zNMwLTJ.jpg

Share this post


Link to post
Share on other sites
tvold
5 hours ago, Valhallalla said:

There should be plenty of mature Sabals in your general vicinity. Easily one of the most common plants in Golden Gate along with slash pines and Serenoa. Birds are the most likely vector for seed dispersal.

If you like Sabal palmetto then just head a few miles south into Picayune Strand State Forest on the other side of Alligator Alley. There are some areas where it is practically the only tree you can see. While Sabal palmetto is native it is also considered to be an invasive plant in situations like these as it can take over to the near exclusion of other plants. A better balance should eventually (decades) be achieved as a more natural flow of water is restored in the area. For now, the state tree of Florida is a nativasive in Picayune.

Picayune management might even welcome your grandpa and his pick axe to assist in control :o

zNMwLTJ.jpg

LMAO

  • Like 1

Share this post


Link to post
Share on other sites
tvold
5 hours ago, JLM said:

If you are down in SW FL it shouldnt be hard at all to find a mature Sabal somewhere. Seeds are easy to germinate, just have to give them time. I had my oldest in a pot for its first year, i planted it recently (now probably 1.5 yrs old) and it looks like it may be trying to put out its first semi palmate frond soon! Germinating palm seeds is very rewarding.

Oh wow! That's great!

Do you know how long they take to trunk?

Share this post


Link to post
Share on other sites
tjwalters
8 hours ago, Valhallalla said:

There should be plenty of mature Sabals in your general vicinity. Easily one of the most common plants in Golden Gate along with slash pines and Serenoa. Birds are the most likely vector for seed dispersal.

If you like Sabal palmetto then just head a few miles south into Picayune Strand State Forest on the other side of Alligator Alley. There are some areas where it is practically the only tree you can see. While Sabal palmetto is native it is also considered to be an invasive plant in situations like these as it can take over to the near exclusion of other plants. A better balance should eventually (decades) be achieved as a more natural flow of water is restored in the area. For now, the state tree of Florida is a nativasive in Picayune.

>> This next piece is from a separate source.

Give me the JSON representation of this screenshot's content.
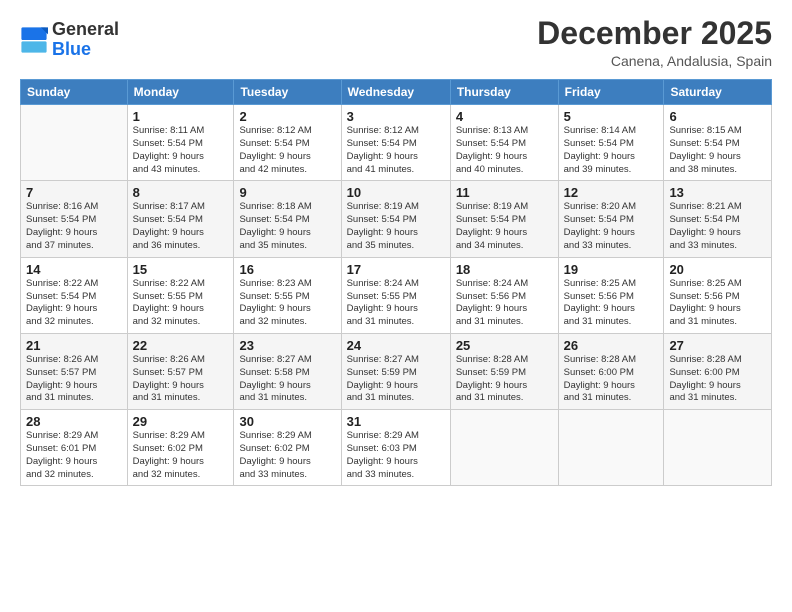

Picayune management might even welcome your grandpa and his pick axe to assist in control :o

Surely you're not suggesting digging up palms inside of a state park.

Share this post


Link to post
Share on other sites
JLM
4 hours ago, tvold said:

Oh wow! That's great!

Do you know how long they take to trunk?

A long time...
Ive seen up to 15 yrs, ive seen less. @PalmatierMeg might be able to give you a better idea of how long it takes under *perfect* conditions.

Share this post


Link to post
Share on other sites
Valhallalla
8 minutes ago, tjwalters said:

Surely you're not suggesting digging up palms inside of a state park.

Um, no. My comment was merely an attempt at humor. Considering that grandpa wields a mean pick axe and the forestry service is struggling to control the invasive palmettos I thought they might appreciate some assistance. That's all.

And stop calling me Shirley...

  • Like 2

Share this post


Link to post
Share on other sites
NOT A TA

Small Sabal palmettos do not transplant well at all. Best to dig up seedlings or ones with at least 4-5 feet of trunk which are very heavy. They don't like being transplanted at all when in the few small leaves through juvenile stage. They're a weed problem here but I experimented with transplanting them, germinating seed, and have 5 in pots all a year apart. They do not like to be grown in pots either and are very slow in pots. I killed about 100 seedlings today hoeing a bed to prep it for Cycads I was planting.

And seriously, I surely doubt anyone would care if you dug a couple seedlings in a park full of palmettos.

  • Like 1

Share this post


Link to post
Share on other sites

Join the conversation

You can post now and register later. If you have an account, sign in now to post with your account.

Guest
Reply to this topic...

×   Pasted as rich text.   Paste as plain text instead

  Only 75 emoji are allowed.

×   Your link has been automatically embedded.   Display as a link instead

×   Your previous content has been restored.   Clear editor

×   You cannot paste images directly. Upload or insert images from URL.


×
×
  • Create New...